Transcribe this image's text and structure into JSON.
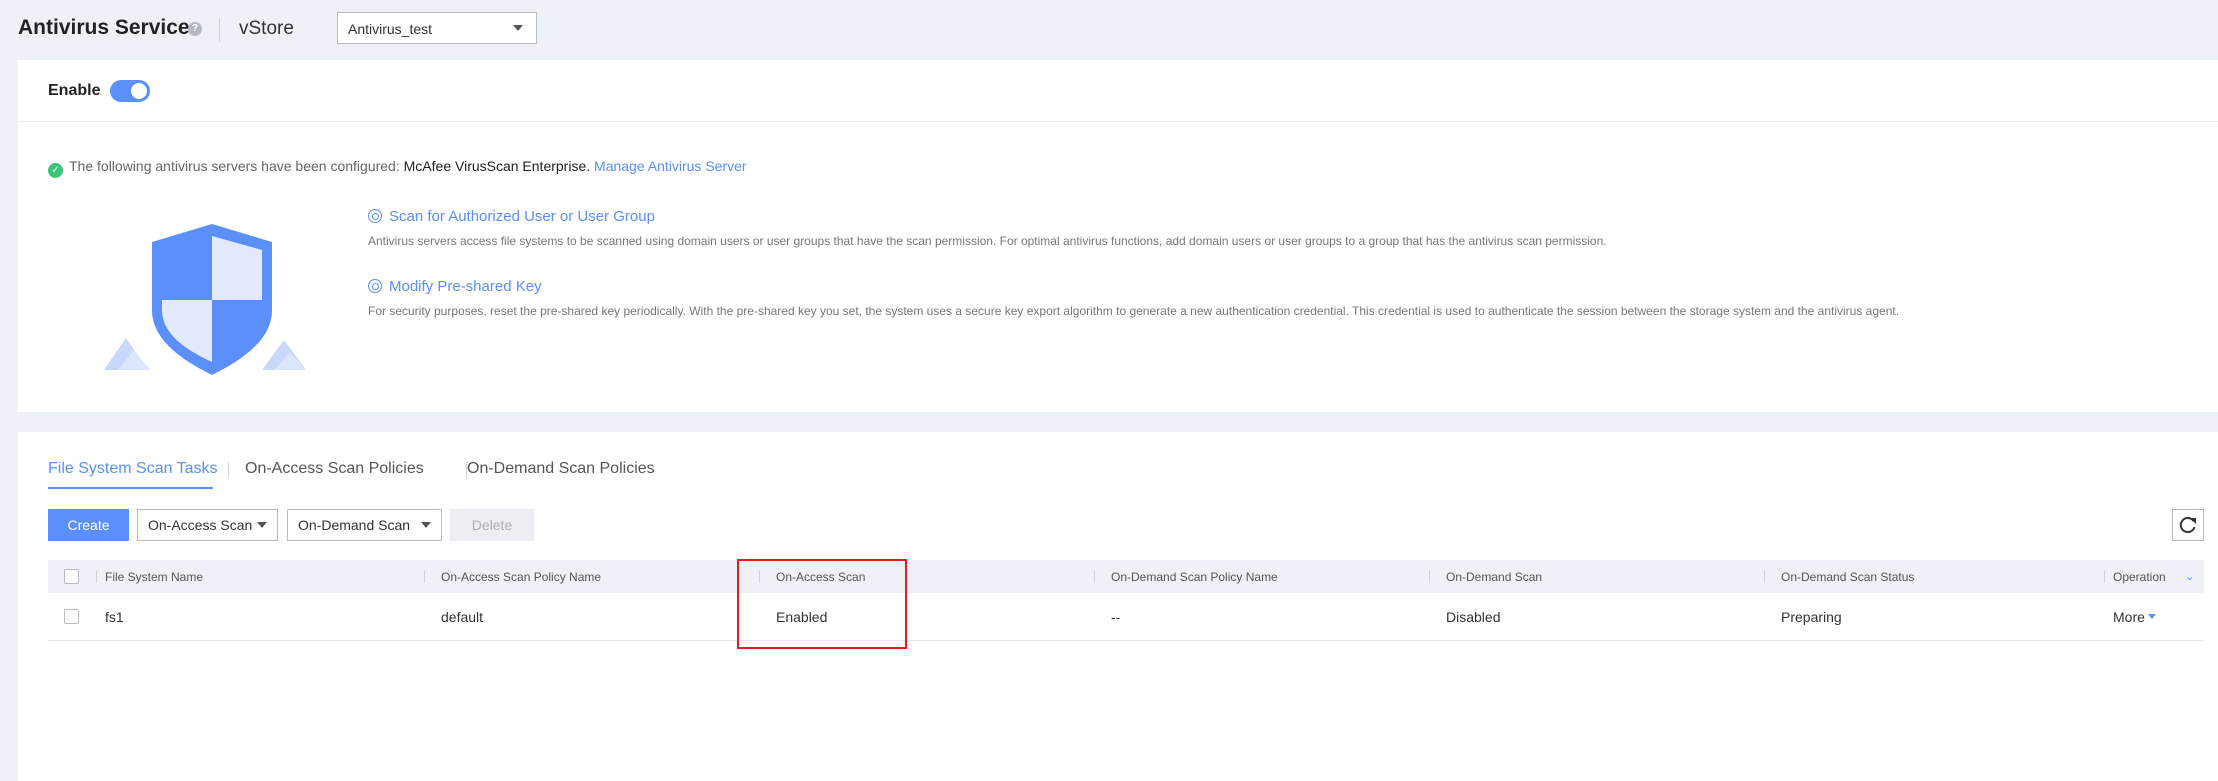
{
  "header": {
    "title": "Antivirus Service",
    "help_glyph": "?",
    "vstore_label": "vStore",
    "vstore_value": "Antivirus_test"
  },
  "config": {
    "enable_label": "Enable",
    "enabled": true,
    "status_prefix": "The following antivirus servers have been configured:",
    "server_name": "McAfee VirusScan Enterprise.",
    "manage_link": "Manage Antivirus Server",
    "features": [
      {
        "title": "Scan for Authorized User or User Group",
        "description": "Antivirus servers access file systems to be scanned using domain users or user groups that have the scan permission. For optimal antivirus functions, add domain users or user groups to a group that has the antivirus scan permission."
      },
      {
        "title": "Modify Pre-shared Key",
        "description": "For security purposes, reset the pre-shared key periodically. With the pre-shared key you set, the system uses a secure key export algorithm to generate a new authentication credential. This credential is used to authenticate the session between the storage system and the antivirus agent."
      }
    ]
  },
  "tasks": {
    "tabs": [
      "File System Scan Tasks",
      "On-Access Scan Policies",
      "On-Demand Scan Policies"
    ],
    "active_tab": 0,
    "toolbar": {
      "create": "Create",
      "on_access": "On-Access Scan",
      "on_demand": "On-Demand Scan",
      "delete": "Delete"
    },
    "table": {
      "columns": [
        "File System Name",
        "On-Access Scan Policy Name",
        "On-Access Scan",
        "On-Demand Scan Policy Name",
        "On-Demand Scan",
        "On-Demand Scan Status",
        "Operation"
      ],
      "rows": [
        {
          "fs_name": "fs1",
          "on_access_policy": "default",
          "on_access": "Enabled",
          "on_demand_policy": "--",
          "on_demand": "Disabled",
          "status": "Preparing",
          "operation": "More"
        }
      ]
    }
  },
  "colors": {
    "accent": "#5b8ff9",
    "success": "#3ec37a",
    "highlight": "#e02020"
  }
}
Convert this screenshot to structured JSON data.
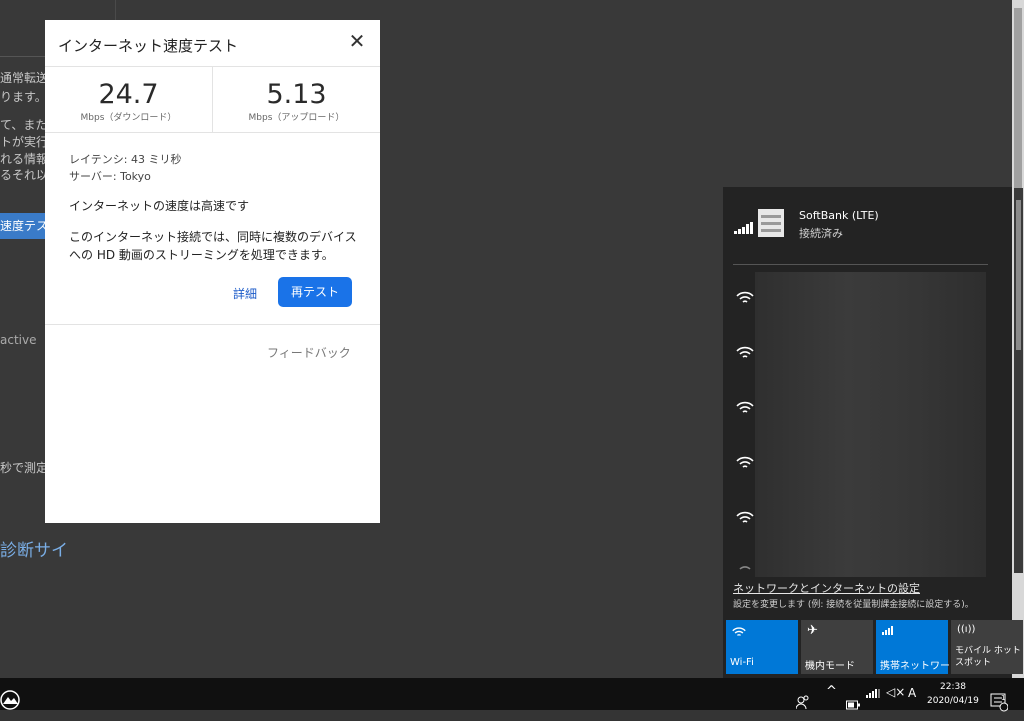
{
  "background": {
    "text_lines": [
      "通常転送",
      "ります。",
      "て、また、",
      "トが実行",
      "れる情報",
      "るそれ以"
    ],
    "button_fragment": "速度テス",
    "active_fragment": "active",
    "measure_fragment": "秒で測定",
    "heading_fragment": "診断サイ"
  },
  "speedtest": {
    "title": "インターネット速度テスト",
    "close_label": "✕",
    "download_value": "24.7",
    "download_unit": "Mbps（ダウンロード）",
    "upload_value": "5.13",
    "upload_unit": "Mbps（アップロード）",
    "latency": "レイテンシ: 43 ミリ秒",
    "server": "サーバー: Tokyo",
    "verdict": "インターネットの速度は高速です",
    "description_line1": "このインターネット接続では、同時に複数のデバイス",
    "description_line2": "への HD 動画のストリーミングを処理できます。",
    "details_link": "詳細",
    "retest_button": "再テスト",
    "feedback_link": "フィードバック"
  },
  "network_flyout": {
    "connection_name": "SoftBank (LTE)",
    "connection_status": "接続済み",
    "settings_link": "ネットワークとインターネットの設定",
    "settings_desc": "設定を変更します (例: 接続を従量制課金接続に設定する)。",
    "tiles": [
      {
        "label": "Wi-Fi",
        "icon": "wifi-icon",
        "active": true
      },
      {
        "label": "機内モード",
        "icon": "airplane-icon",
        "active": false
      },
      {
        "label": "携帯ネットワーク",
        "icon": "cellular-icon",
        "active": true
      },
      {
        "label": "モバイル ホットスポット",
        "icon": "hotspot-icon",
        "active": false
      }
    ],
    "colors": {
      "active_tile": "#0078d7",
      "inactive_tile": "#3f3f3f",
      "flyout_bg": "#232323"
    }
  },
  "taskbar": {
    "time": "22:38",
    "date": "2020/04/19",
    "ime_indicator": "A",
    "notification_count": "1"
  }
}
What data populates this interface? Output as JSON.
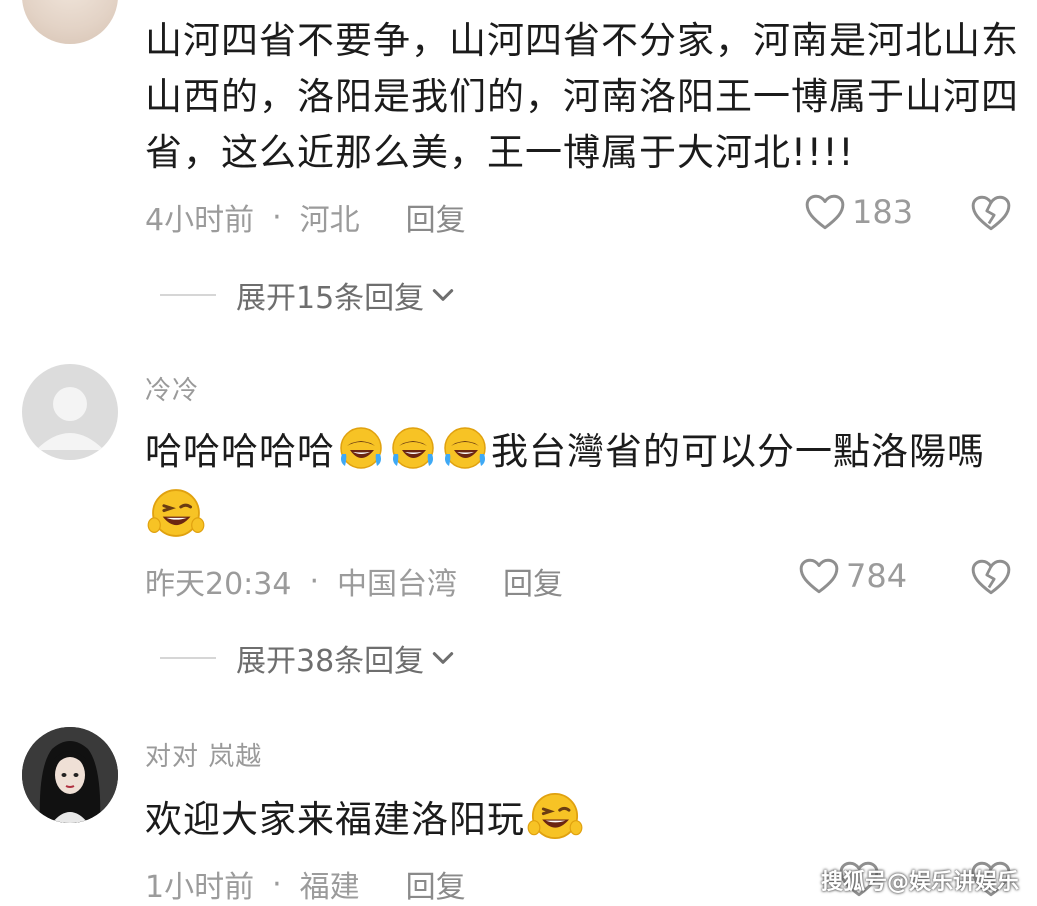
{
  "comments": [
    {
      "text_lines": [
        "山河四省不要争，山河四省不分家，河南是河北山东",
        "山西的，洛阳是我们的，河南洛阳王一博属于山河四",
        "省，这么近那么美，王一博属于大河北!!!!"
      ],
      "time": "4小时前",
      "location": "河北",
      "reply_label": "回复",
      "likes": "183",
      "expand_label": "展开15条回复"
    },
    {
      "username": "冷冷",
      "text": "哈哈哈哈哈",
      "text_tail": "我台灣省的可以分一點洛陽嗎",
      "time": "昨天20:34",
      "location": "中国台湾",
      "reply_label": "回复",
      "likes": "784",
      "expand_label": "展开38条回复"
    },
    {
      "username": "对对 岚越",
      "text": "欢迎大家来福建洛阳玩",
      "time": "1小时前",
      "location": "福建",
      "reply_label": "回复"
    }
  ],
  "watermark": "搜狐号@娱乐讲娱乐",
  "icons": {
    "like": "heart-outline-icon",
    "dislike": "broken-heart-icon",
    "expand": "chevron-down-icon",
    "emoji_laugh": "rofl-emoji",
    "emoji_wink": "wink-grin-emoji"
  }
}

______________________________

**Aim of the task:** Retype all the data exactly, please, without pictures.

**Response box:**
Transcribe this image's text and structure into JSON.
{
  "header": {
    "title": "Antivirus Service",
    "help_glyph": "?",
    "vstore_label": "vStore",
    "vstore_value": "Antivirus_test"
  },
  "config": {
    "enable_label": "Enable",
    "enabled": true,
    "status_prefix": "The following antivirus servers have been configured:",
    "server_name": "McAfee VirusScan Enterprise.",
    "manage_link": "Manage Antivirus Server",
    "features": [
      {
        "title": "Scan for Authorized User or User Group",
        "description": "Antivirus servers access file systems to be scanned using domain users or user groups that have the scan permission. For optimal antivirus functions, add domain users or user groups to a group that has the antivirus scan permission."
      },
      {
        "title": "Modify Pre-shared Key",
        "description": "For security purposes, reset the pre-shared key periodically. With the pre-shared key you set, the system uses a secure key export algorithm to generate a new authentication credential. This credential is used to authenticate the session between the storage system and the antivirus agent."
      }
    ]
  },
  "tasks": {
    "tabs": [
      "File System Scan Tasks",
      "On-Access Scan Policies",
      "On-Demand Scan Policies"
    ],
    "active_tab": 0,
    "toolbar": {
      "create": "Create",
      "on_access": "On-Access Scan",
      "on_demand": "On-Demand Scan",
      "delete": "Delete"
    },
    "table": {
      "columns": [
        "File System Name",
        "On-Access Scan Policy Name",
        "On-Access Scan",
        "On-Demand Scan Policy Name",
        "On-Demand Scan",
        "On-Demand Scan Status",
        "Operation"
      ],
      "rows": [
        {
          "fs_name": "fs1",
          "on_access_policy": "default",
          "on_access": "Enabled",
          "on_demand_policy": "--",
          "on_demand": "Disabled",
          "status": "Preparing",
          "operation": "More"
        }
      ]
    }
  },
  "colors": {
    "accent": "#5b8ff9",
    "success": "#3ec37a",
    "highlight": "#e02020"
  }
}
Convert this screenshot to structured JSON data.
{
  "background": {
    "text_lines": [
      "通常転送",
      "ります。",
      "て、また、",
      "トが実行",
      "れる情報",
      "るそれ以"
    ],
    "button_fragment": "速度テス",
    "active_fragment": "active",
    "measure_fragment": "秒で測定",
    "heading_fragment": "診断サイ"
  },
  "speedtest": {
    "title": "インターネット速度テスト",
    "close_label": "✕",
    "download_value": "24.7",
    "download_unit": "Mbps（ダウンロード）",
    "upload_value": "5.13",
    "upload_unit": "Mbps（アップロード）",
    "latency": "レイテンシ: 43 ミリ秒",
    "server": "サーバー: Tokyo",
    "verdict": "インターネットの速度は高速です",
    "description_line1": "このインターネット接続では、同時に複数のデバイス",
    "description_line2": "への HD 動画のストリーミングを処理できます。",
    "details_link": "詳細",
    "retest_button": "再テスト",
    "feedback_link": "フィードバック"
  },
  "network_flyout": {
    "connection_name": "SoftBank (LTE)",
    "connection_status": "接続済み",
    "settings_link": "ネットワークとインターネットの設定",
    "settings_desc": "設定を変更します (例: 接続を従量制課金接続に設定する)。",
    "tiles": [
      {
        "label": "Wi-Fi",
        "icon": "wifi-icon",
        "active": true
      },
      {
        "label": "機内モード",
        "icon": "airplane-icon",
        "active": false
      },
      {
        "label": "携帯ネットワーク",
        "icon": "cellular-icon",
        "active": true
      },
      {
        "label": "モバイル ホットスポット",
        "icon": "hotspot-icon",
        "active": false
      }
    ],
    "colors": {
      "active_tile": "#0078d7",
      "inactive_tile": "#3f3f3f",
      "flyout_bg": "#232323"
    }
  },
  "taskbar": {
    "time": "22:38",
    "date": "2020/04/19",
    "ime_indicator": "A",
    "notification_count": "1"
  }
}
What data populates this interface? Output as JSON.
{
  "comments": [
    {
      "text_lines": [
        "山河四省不要争，山河四省不分家，河南是河北山东",
        "山西的，洛阳是我们的，河南洛阳王一博属于山河四",
        "省，这么近那么美，王一博属于大河北!!!!"
      ],
      "time": "4小时前",
      "location": "河北",
      "reply_label": "回复",
      "likes": "183",
      "expand_label": "展开15条回复"
    },
    {
      "username": "冷冷",
      "text": "哈哈哈哈哈",
      "text_tail": "我台灣省的可以分一點洛陽嗎",
      "time": "昨天20:34",
      "location": "中国台湾",
      "reply_label": "回复",
      "likes": "784",
      "expand_label": "展开38条回复"
    },
    {
      "username": "对对 岚越",
      "text": "欢迎大家来福建洛阳玩",
      "time": "1小时前",
      "location": "福建",
      "reply_label": "回复"
    }
  ],
  "watermark": "搜狐号@娱乐讲娱乐",
  "icons": {
    "like": "heart-outline-icon",
    "dislike": "broken-heart-icon",
    "expand": "chevron-down-icon",
    "emoji_laugh": "rofl-emoji",
    "emoji_wink": "wink-grin-emoji"
  }
}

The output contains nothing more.